## PROBLEM REQUIREMENTS
Scan the entries below. List each line with "title".

## PROVIDED MATERIAL

§

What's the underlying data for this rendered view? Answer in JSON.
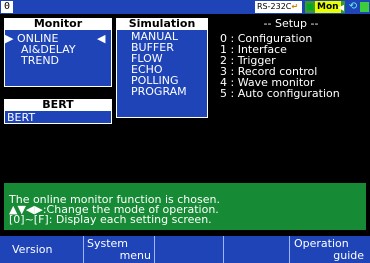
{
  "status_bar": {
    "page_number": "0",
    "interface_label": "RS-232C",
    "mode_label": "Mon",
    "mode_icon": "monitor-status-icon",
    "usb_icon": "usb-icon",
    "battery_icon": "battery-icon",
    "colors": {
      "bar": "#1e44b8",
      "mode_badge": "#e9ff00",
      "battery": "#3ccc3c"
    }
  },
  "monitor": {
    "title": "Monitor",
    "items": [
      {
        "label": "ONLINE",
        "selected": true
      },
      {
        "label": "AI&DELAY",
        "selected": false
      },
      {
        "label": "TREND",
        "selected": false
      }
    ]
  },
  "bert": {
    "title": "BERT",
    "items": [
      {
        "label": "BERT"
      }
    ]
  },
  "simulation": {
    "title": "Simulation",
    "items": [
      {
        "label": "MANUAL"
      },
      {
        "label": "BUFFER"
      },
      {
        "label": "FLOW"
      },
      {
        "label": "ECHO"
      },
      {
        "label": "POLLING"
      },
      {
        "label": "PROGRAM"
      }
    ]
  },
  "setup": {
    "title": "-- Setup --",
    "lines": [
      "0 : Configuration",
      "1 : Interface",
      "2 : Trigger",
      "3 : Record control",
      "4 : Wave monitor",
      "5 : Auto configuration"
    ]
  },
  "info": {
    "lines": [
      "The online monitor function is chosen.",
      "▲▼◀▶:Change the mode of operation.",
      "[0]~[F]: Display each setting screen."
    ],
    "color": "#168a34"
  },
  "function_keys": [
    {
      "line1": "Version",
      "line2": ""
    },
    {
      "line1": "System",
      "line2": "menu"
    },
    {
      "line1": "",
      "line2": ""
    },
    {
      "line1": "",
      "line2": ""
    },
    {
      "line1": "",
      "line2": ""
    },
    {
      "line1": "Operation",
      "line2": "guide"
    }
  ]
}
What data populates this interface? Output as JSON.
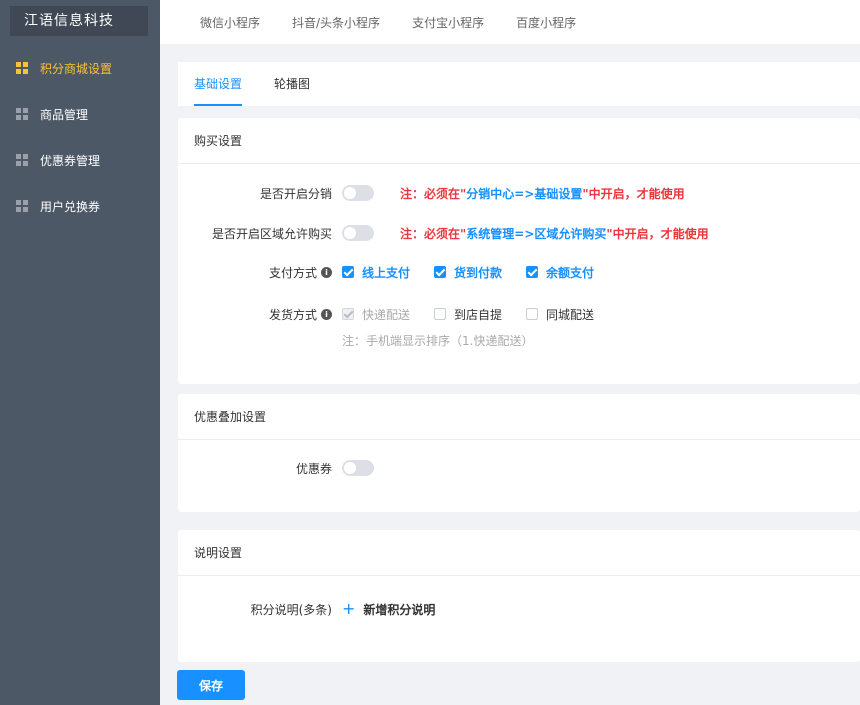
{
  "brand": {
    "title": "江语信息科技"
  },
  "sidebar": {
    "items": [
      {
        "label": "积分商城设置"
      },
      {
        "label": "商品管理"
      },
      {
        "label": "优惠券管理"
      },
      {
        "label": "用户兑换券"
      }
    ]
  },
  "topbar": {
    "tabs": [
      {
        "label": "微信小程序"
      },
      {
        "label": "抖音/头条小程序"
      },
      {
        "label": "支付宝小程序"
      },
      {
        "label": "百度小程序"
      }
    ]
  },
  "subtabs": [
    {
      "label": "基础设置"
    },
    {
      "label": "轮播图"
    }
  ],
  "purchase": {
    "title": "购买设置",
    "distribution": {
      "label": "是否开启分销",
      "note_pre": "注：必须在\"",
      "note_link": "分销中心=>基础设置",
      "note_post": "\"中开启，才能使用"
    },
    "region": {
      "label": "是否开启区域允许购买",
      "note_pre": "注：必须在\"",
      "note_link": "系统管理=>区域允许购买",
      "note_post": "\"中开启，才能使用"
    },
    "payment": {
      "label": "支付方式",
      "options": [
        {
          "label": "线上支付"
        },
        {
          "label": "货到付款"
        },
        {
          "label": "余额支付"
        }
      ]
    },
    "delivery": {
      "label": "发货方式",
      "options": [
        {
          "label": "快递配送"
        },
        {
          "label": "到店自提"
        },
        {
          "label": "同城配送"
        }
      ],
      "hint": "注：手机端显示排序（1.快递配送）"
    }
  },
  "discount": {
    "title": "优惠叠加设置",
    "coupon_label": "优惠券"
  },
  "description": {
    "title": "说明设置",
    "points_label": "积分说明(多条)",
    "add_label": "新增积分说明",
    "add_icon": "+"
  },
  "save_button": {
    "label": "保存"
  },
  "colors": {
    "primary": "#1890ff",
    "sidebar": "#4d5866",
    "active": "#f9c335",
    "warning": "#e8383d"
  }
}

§

## RESULT BELOW
    "title": "Monitor",
    "title": "BERT",
    "title": "Simulation",
    "title": "-- Setup --",
    "title": "江语信息科技"
    "title": "购买设置",
    "title": "优惠叠加设置",
    "title": "说明设置",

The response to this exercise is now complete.